After the arrest, the NRI filed a writ petition seeking home cooked food. The NRI also filed an application seeking direction to the settlement commission to initiate settlement proceedings as he was unable to travel outside India after October, 2022.
The customs department raised preliminary objections with regard to maintainability of the writ petition on the ground that there were other statutory remedies available to the petitioner under law.
Dealing with the applicability of Article 32, Justice Murari said, “The reason why Article 32 is given such importance is because the State as an organ, if left without checks and balances, has the potential to become a tyrannical institution that can take the civil and individual liberties of its people for granted”.
He said, “To curb this inclination of the State at its very roots, the constitutional scheme envisaged an organ within the state machinery, namely the judicial organ, which is vested with the powers to interfere with the tyrannical tendencies of the State”.
Justice Murari said the apex court functions within the State, but in cases of violation of fundamental rights, also combats it.
“Further, the Constitution of India, amongst all the other rights conferred by it, has placed civil and individual liberties at the highest pedestal. These civil and individual liberties that act as a sword and a shield against the State, find their translation from ideal to enforceable rights through Part III of the Constitution”, he said.
Justice Murari said one such right under Part III of the Constitution, which shields its people from the tyranny of the state, is Article 32 of the Constitution, which in itself is a fundamental right falling within part III of the Constitution that exists to protect other fundamental rights.
“By way of Article 32, any action of the State that violates the fundamental rights of a person, or causes harm to civil or individual liberties is within the purview of scrutiny of the Court”, he said.
Justice Murari rejected preliminary objections raised by the customs department regarding maintainability of the writ petition on “mere technicalities” and said if an application of settlement is filed by the NRI petitioner, the same shall be dealt with by the Settlement Commission on its own merits and in accordance with law and the procedure prescribed under the Customs Act.
Justice Karol, in his separate opinion, said the Customs Act, 1962 is a law to sternly and expeditiously deal with smuggled goods and curbs the dents on the revenue.
On applicability of Article 32 in the present case, Justice Karol said it is well settled law that the apex court has wide powers when violation of fundamental rights is alleged under Article 32.
“However, such intervention must be made on a case-by-case basis and only when a fundamental right question arises,” he said and noted the NRI petitioner approached the court through writ praying only for the grant of a direction for home cooked food for under trial prisoners and, only subsequently, an interlocutory application was filed seeking direction to the customs authority for settlement under Section 127B of the Customs Act, 1962.
“This approach taken by the Petitioner, in my view, is unwarranted and undesirable if not malafide for not exhausting the appropriate alternative remedies.
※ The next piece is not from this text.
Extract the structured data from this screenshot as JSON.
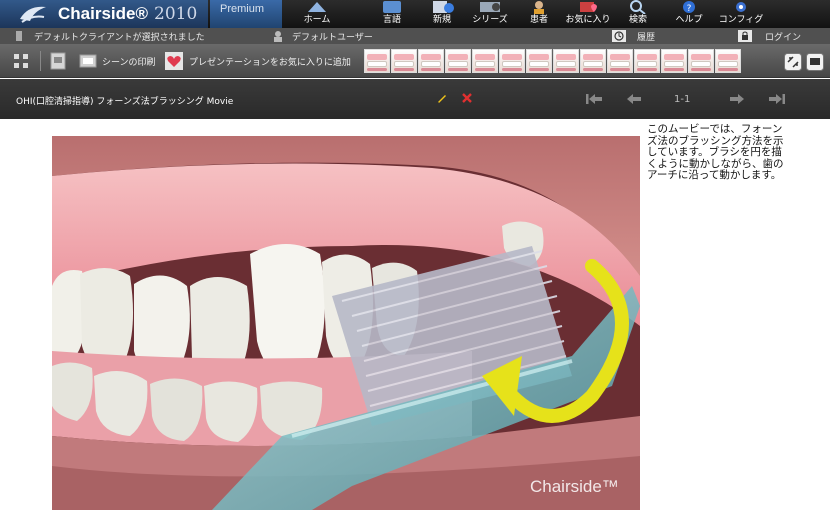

Under the garb of relief purportedly relating to fundamental rights, the relief sought in the instant IA, is statutory in nature under the Act i.e. for an application of settlement to be decided,” he said.
Justice Karol said, “recourse to the fundamental right to approach this Court has to be permitted in cases where the fundamental rights of the Petitioner have been infringed. Herein, no such infringement is made out. No material has been brought on record displaying that the Customs Department has proceeded in a manner contravening the Constitutional mandate.”
He accepted the preliminary objections raised by the customs departments on the maintainability of the writ petition and dismissed the NRI’s application for direction to customs department to settle the dispute.
“Therefore, given the above, the present application is liable to be dismissed on maintainability. It is also to be noted that the practice of circumventing the well established principles for the exercise of the power of Article 32 should not be encouraged,” he said.